WHAT IS NEEDED →
Output all of the entries exactly as they are given.

RECORDED INFORMATION →
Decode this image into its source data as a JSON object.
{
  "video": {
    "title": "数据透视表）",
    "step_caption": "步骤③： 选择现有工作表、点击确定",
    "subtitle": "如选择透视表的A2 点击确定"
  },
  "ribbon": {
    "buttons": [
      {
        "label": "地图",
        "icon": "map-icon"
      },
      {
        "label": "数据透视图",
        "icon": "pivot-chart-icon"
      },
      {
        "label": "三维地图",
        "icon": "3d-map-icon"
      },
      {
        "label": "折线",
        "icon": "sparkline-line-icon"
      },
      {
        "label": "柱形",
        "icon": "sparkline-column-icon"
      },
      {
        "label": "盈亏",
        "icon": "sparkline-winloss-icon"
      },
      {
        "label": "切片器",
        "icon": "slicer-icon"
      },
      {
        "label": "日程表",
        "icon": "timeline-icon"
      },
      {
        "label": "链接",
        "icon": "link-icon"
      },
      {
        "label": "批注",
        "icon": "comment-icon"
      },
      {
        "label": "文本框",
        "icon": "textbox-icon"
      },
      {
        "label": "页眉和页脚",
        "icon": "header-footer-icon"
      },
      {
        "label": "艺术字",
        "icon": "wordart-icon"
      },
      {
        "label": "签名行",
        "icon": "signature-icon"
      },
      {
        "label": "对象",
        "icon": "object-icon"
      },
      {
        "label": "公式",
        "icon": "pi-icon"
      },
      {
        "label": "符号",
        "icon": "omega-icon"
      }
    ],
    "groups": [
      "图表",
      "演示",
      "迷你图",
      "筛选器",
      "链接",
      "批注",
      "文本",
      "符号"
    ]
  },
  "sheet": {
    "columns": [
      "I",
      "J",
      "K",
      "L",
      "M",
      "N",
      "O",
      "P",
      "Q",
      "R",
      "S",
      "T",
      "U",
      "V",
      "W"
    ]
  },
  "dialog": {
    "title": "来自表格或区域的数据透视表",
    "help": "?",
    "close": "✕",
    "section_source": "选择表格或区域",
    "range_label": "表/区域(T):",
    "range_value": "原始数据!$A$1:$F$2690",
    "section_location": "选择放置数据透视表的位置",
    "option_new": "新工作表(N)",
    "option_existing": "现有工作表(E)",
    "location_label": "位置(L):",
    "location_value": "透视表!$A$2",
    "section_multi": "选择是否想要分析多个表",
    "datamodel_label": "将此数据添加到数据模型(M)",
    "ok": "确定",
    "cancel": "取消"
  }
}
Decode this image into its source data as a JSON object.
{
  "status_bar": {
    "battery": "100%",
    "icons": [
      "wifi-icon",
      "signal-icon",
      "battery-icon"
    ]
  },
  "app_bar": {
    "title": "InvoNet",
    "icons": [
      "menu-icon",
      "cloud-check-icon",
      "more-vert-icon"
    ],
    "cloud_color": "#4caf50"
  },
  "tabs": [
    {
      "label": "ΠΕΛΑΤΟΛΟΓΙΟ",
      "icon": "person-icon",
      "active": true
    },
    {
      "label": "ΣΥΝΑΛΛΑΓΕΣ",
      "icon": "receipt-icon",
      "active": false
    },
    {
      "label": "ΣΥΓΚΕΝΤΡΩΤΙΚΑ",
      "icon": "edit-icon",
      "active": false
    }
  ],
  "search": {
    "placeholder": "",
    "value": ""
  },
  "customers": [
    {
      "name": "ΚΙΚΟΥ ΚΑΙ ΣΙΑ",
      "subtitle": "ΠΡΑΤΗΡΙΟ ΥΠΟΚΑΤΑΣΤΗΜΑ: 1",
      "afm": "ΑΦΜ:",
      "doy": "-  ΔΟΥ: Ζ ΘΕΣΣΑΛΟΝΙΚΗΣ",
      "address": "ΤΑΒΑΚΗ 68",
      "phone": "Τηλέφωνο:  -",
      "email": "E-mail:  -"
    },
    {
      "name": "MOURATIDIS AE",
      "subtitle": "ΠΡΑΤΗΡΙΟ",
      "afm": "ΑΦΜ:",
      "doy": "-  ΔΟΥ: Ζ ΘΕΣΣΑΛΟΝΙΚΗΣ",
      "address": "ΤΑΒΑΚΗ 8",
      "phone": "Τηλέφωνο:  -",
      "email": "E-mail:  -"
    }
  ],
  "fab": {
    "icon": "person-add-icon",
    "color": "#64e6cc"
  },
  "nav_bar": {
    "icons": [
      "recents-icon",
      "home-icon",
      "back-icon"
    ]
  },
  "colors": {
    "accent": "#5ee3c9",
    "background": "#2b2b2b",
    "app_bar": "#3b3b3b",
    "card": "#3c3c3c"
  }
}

RESULT OF THIS EXERCISE →
Decode this image into its source data as a JSON object.
{
  "video": {
    "title": "数据透视表）",
    "step_caption": "步骤③： 选择现有工作表、点击确定",
    "subtitle": "如选择透视表的A2 点击确定"
  },
  "ribbon": {
    "buttons": [
      {
        "label": "地图",
        "icon": "map-icon"
      },
      {
        "label": "数据透视图",
        "icon": "pivot-chart-icon"
      },
      {
        "label": "三维地图",
        "icon": "3d-map-icon"
      },
      {
        "label": "折线",
        "icon": "sparkline-line-icon"
      },
      {
        "label": "柱形",
        "icon": "sparkline-column-icon"
      },
      {
        "label": "盈亏",
        "icon": "sparkline-winloss-icon"
      },
      {
        "label": "切片器",
        "icon": "slicer-icon"
      },
      {
        "label": "日程表",
        "icon": "timeline-icon"
      },
      {
        "label": "链接",
        "icon": "link-icon"
      },
      {
        "label": "批注",
        "icon": "comment-icon"
      },
      {
        "label": "文本框",
        "icon": "textbox-icon"
      },
      {
        "label": "页眉和页脚",
        "icon": "header-footer-icon"
      },
      {
        "label": "艺术字",
        "icon": "wordart-icon"
      },
      {
        "label": "签名行",
        "icon": "signature-icon"
      },
      {
        "label": "对象",
        "icon": "object-icon"
      },
      {
        "label": "公式",
        "icon": "pi-icon"
      },
      {
        "label": "符号",
        "icon": "omega-icon"
      }
    ],
    "groups": [
      "图表",
      "演示",
      "迷你图",
      "筛选器",
      "链接",
      "批注",
      "文本",
      "符号"
    ]
  },
  "sheet": {
    "columns": [
      "I",
      "J",
      "K",
      "L",
      "M",
      "N",
      "O",
      "P",
      "Q",
      "R",
      "S",
      "T",
      "U",
      "V",
      "W"
    ]
  },
  "dialog": {
    "title": "来自表格或区域的数据透视表",
    "help": "?",
    "close": "✕",
    "section_source": "选择表格或区域",
    "range_label": "表/区域(T):",
    "range_value": "原始数据!$A$1:$F$2690",
    "section_location": "选择放置数据透视表的位置",
    "option_new": "新工作表(N)",
    "option_existing": "现有工作表(E)",
    "location_label": "位置(L):",
    "location_value": "透视表!$A$2",
    "section_multi": "选择是否想要分析多个表",
    "datamodel_label": "将此数据添加到数据模型(M)",
    "ok": "确定",
    "cancel": "取消"
  }
}
Decode this image into its source data as a JSON object.
{
  "status_bar": {
    "battery": "100%",
    "icons": [
      "wifi-icon",
      "signal-icon",
      "battery-icon"
    ]
  },
  "app_bar": {
    "title": "InvoNet",
    "icons": [
      "menu-icon",
      "cloud-check-icon",
      "more-vert-icon"
    ],
    "cloud_color": "#4caf50"
  },
  "tabs": [
    {
      "label": "ΠΕΛΑΤΟΛΟΓΙΟ",
      "icon": "person-icon",
      "active": true
    },
    {
      "label": "ΣΥΝΑΛΛΑΓΕΣ",
      "icon": "receipt-icon",
      "active": false
    },
    {
      "label": "ΣΥΓΚΕΝΤΡΩΤΙΚΑ",
      "icon": "edit-icon",
      "active": false
    }
  ],
  "search": {
    "placeholder": "",
    "value": ""
  },
  "customers": [
    {
      "name": "ΚΙΚΟΥ ΚΑΙ ΣΙΑ",
      "subtitle": "ΠΡΑΤΗΡΙΟ ΥΠΟΚΑΤΑΣΤΗΜΑ: 1",
      "afm": "ΑΦΜ:",
      "doy": "-  ΔΟΥ: Ζ ΘΕΣΣΑΛΟΝΙΚΗΣ",
      "address": "ΤΑΒΑΚΗ 68",
      "phone": "Τηλέφωνο:  -",
      "email": "E-mail:  -"
    },
    {
      "name": "MOURATIDIS AE",
      "subtitle": "ΠΡΑΤΗΡΙΟ",
      "afm": "ΑΦΜ:",
      "doy": "-  ΔΟΥ: Ζ ΘΕΣΣΑΛΟΝΙΚΗΣ",
      "address": "ΤΑΒΑΚΗ 8",
      "phone": "Τηλέφωνο:  -",
      "email": "E-mail:  -"
    }
  ],
  "fab": {
    "icon": "person-add-icon",
    "color": "#64e6cc"
  },
  "nav_bar": {
    "icons": [
      "recents-icon",
      "home-icon",
      "back-icon"
    ]
  },
  "colors": {
    "accent": "#5ee3c9",
    "background": "#2b2b2b",
    "app_bar": "#3b3b3b",
    "card": "#3c3c3c"
  }
}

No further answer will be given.